  97. von Gall C, Stehle JH, Weaver DR (2002) Mammalian melatonin receptors: molecular biology and signal transduction. Cell Tissue Res 309:151–162CrossRefGoogle Scholar
  98. Wegener G, Volke V, Harvey BH, Rosenberg R (2003) Local, but not systemic, administration of serotonergic antidepressants decreases hippocampal nitric oxide synthase activity. Brain Res 959:128–134PubMedCrossRefGoogle Scholar
  99. Wehr TA, Jacobsen FM, Sack DA, Arendt J, Tamarkin L, Rosenthal NE (1986) Phototherapy of seasonal affective disorder. Time of day and suppression of melatonin are not critical for antidepressant effects.

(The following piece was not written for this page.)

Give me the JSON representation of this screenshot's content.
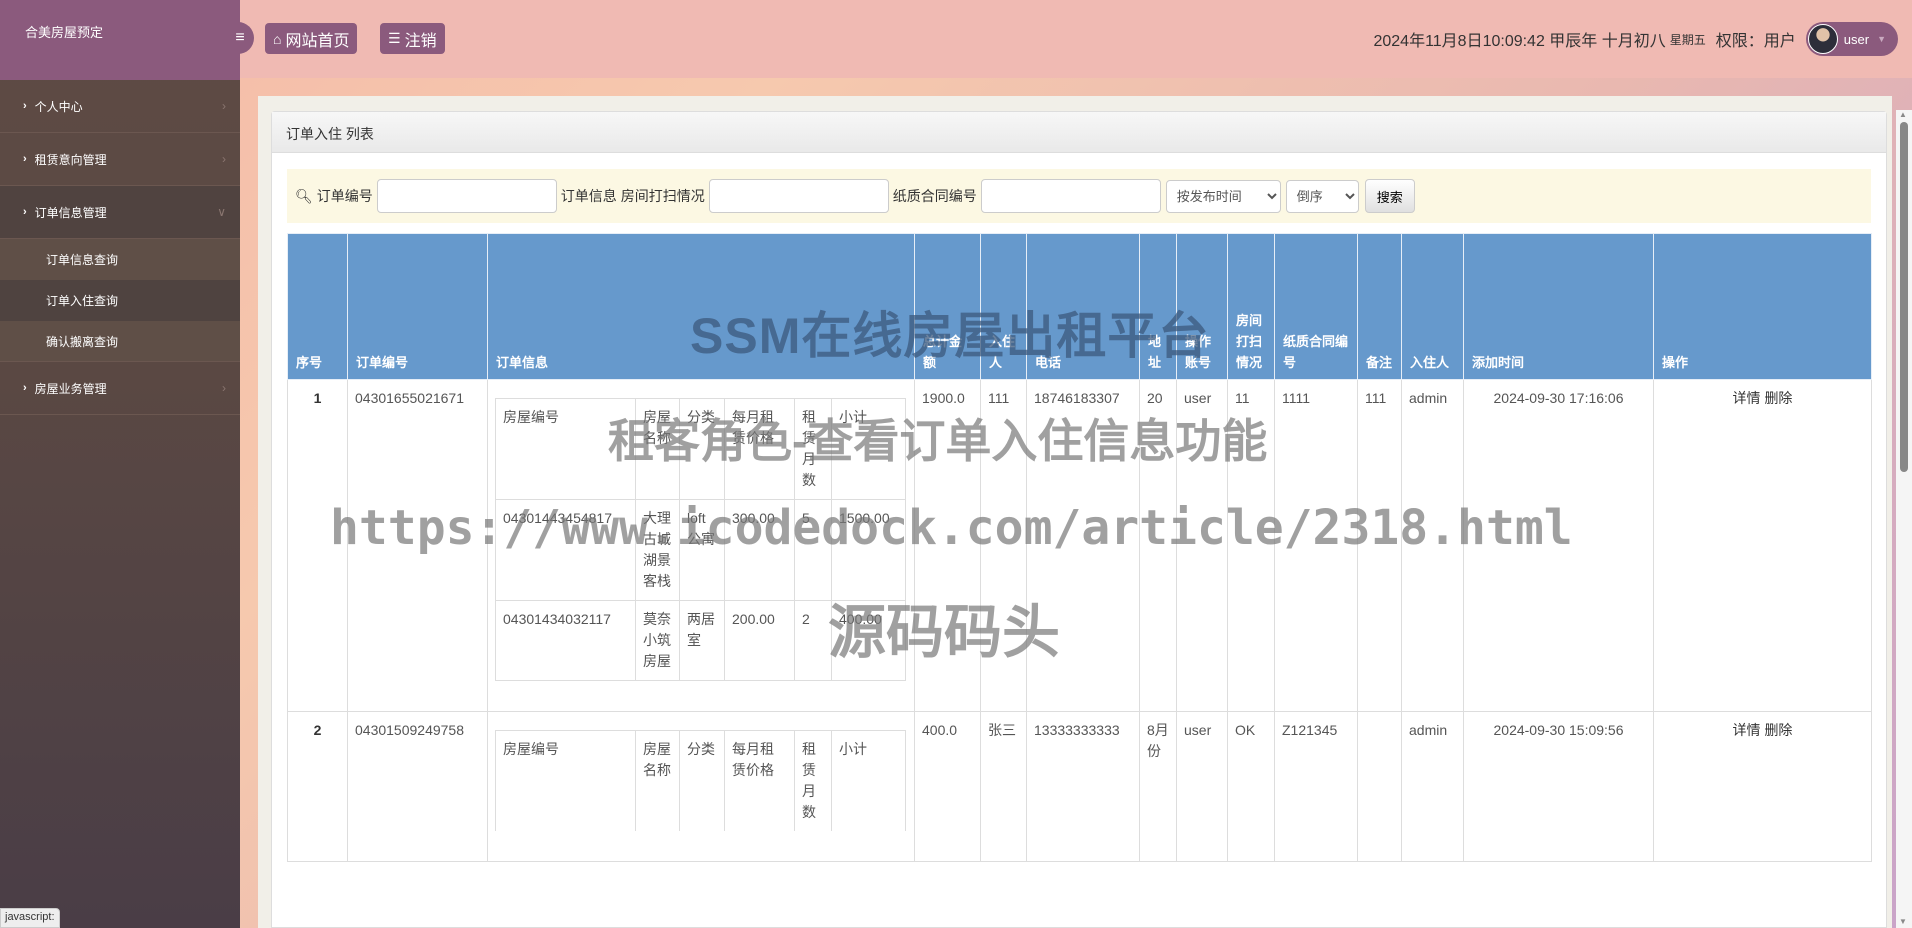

Arch Gen Psychiatry 43:870–875PubMedCrossRefGoogle Scholar
  100. Zhang H, Squadrito GL, Pryor WA (1998) The reaction of melatonin with peroxynitrite: formation of melatonin radical cation and absence of stable nitrated products. Biochem Biophys Res Commun 251:83–87PubMedCrossRefGoogle Scholar
  101. Zhou N, Fu Z, Sun T (2008) Effects of different concentrations of oxygen–ozone on rats’ astrocytes in vitro. Neurosci Lett 441:178–182PubMedCrossRefGoogle Scholar

Copyright information

© Springer-Verlag Berlin Heidelberg 2015

Authors and Affiliations

  • Mmalebuso L. Mokoena
    • 1
  • Brian H. Harvey
    • 2
  • Francois Viljoen
    • 1
  • Susanna M. Ellis
    • 3
  • Christiaan B. Brink
    • 1
  1. 1.Division of Pharmacology, School of PharmacyNorth-West UniversityPotchefstroomSouth Africa
  2. 2.Centre of Excellence for Pharmaceutical Sciences, Faculty of Health SciencesNorth-West UniversityPotchefstroomSouth Africa
  3. 3.Statistical Consultation Services, Centre for Business Mathematics and InformaticsNorth-West UniversityPotchefstroomSouth Africa

Personalised recommendations